▸ **What to do**
Reproduce all entries word for word.

▸ **Given information**
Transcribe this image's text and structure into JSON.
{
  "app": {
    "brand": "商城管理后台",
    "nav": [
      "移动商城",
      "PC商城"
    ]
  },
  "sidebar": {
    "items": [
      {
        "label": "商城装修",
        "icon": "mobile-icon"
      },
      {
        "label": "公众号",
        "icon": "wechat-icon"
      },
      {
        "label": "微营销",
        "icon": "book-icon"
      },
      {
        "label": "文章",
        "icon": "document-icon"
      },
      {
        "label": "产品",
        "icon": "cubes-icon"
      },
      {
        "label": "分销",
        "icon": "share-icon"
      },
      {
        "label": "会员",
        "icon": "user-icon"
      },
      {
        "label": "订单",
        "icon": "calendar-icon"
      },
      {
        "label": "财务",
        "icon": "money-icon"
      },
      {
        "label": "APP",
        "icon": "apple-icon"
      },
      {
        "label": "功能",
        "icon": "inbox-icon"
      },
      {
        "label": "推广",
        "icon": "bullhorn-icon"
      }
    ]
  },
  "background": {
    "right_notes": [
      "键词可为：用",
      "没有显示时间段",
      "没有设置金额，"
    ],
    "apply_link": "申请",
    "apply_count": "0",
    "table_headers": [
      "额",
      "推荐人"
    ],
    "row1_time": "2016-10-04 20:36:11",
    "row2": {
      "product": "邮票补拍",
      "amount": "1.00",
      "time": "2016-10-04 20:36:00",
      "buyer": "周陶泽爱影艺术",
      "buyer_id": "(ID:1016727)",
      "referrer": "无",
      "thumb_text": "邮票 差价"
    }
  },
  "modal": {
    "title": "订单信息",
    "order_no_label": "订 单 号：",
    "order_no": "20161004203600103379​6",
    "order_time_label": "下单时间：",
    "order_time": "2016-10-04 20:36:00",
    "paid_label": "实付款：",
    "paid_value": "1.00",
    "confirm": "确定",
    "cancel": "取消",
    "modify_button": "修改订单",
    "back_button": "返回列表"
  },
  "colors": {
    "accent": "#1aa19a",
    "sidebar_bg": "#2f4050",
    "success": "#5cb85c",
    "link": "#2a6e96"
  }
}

▸ **Solution for this problem**
Transcribe this image's text and structure into JSON.
{
  "app": {
    "brand": "商城管理后台",
    "nav": [
      "移动商城",
      "PC商城"
    ]
  },
  "sidebar": {
    "items": [
      {
        "label": "商城装修",
        "icon": "mobile-icon"
      },
      {
        "label": "公众号",
        "icon": "wechat-icon"
      },
      {
        "label": "微营销",
        "icon": "book-icon"
      },
      {
        "label": "文章",
        "icon": "document-icon"
      },
      {
        "label": "产品",
        "icon": "cubes-icon"
      },
      {
        "label": "分销",
        "icon": "share-icon"
      },
      {
        "label": "会员",
        "icon": "user-icon"
      },
      {
        "label": "订单",
        "icon": "calendar-icon"
      },
      {
        "label": "财务",
        "icon": "money-icon"
      },
      {
        "label": "APP",
        "icon": "apple-icon"
      },
      {
        "label": "功能",
        "icon": "inbox-icon"
      },
      {
        "label": "推广",
        "icon": "bullhorn-icon"
      }
    ]
  },
  "background": {
    "right_notes": [
      "键词可为：用",
      "没有显示时间段",
      "没有设置金额，"
    ],
    "apply_link": "申请",
    "apply_count": "0",
    "table_headers": [
      "额",
      "推荐人"
    ],
    "row1_time": "2016-10-04 20:36:11",
    "row2": {
      "product": "邮票补拍",
      "amount": "1.00",
      "time": "2016-10-04 20:36:00",
      "buyer": "周陶泽爱影艺术",
      "buyer_id": "(ID:1016727)",
      "referrer": "无",
      "thumb_text": "邮票 差价"
    }
  },
  "modal": {
    "title": "订单信息",
    "order_no_label": "订 单 号：",
    "order_no": "20161004203600103379​6",
    "order_time_label": "下单时间：",
    "order_time": "2016-10-04 20:36:00",
    "paid_label": "实付款：",
    "paid_value": "1.00",
    "confirm": "确定",
    "cancel": "取消",
    "modify_button": "修改订单",
    "back_button": "返回列表"
  },
  "colors": {
    "accent": "#1aa19a",
    "sidebar_bg": "#2f4050",
    "success": "#5cb85c",
    "link": "#2a6e96"
  }
}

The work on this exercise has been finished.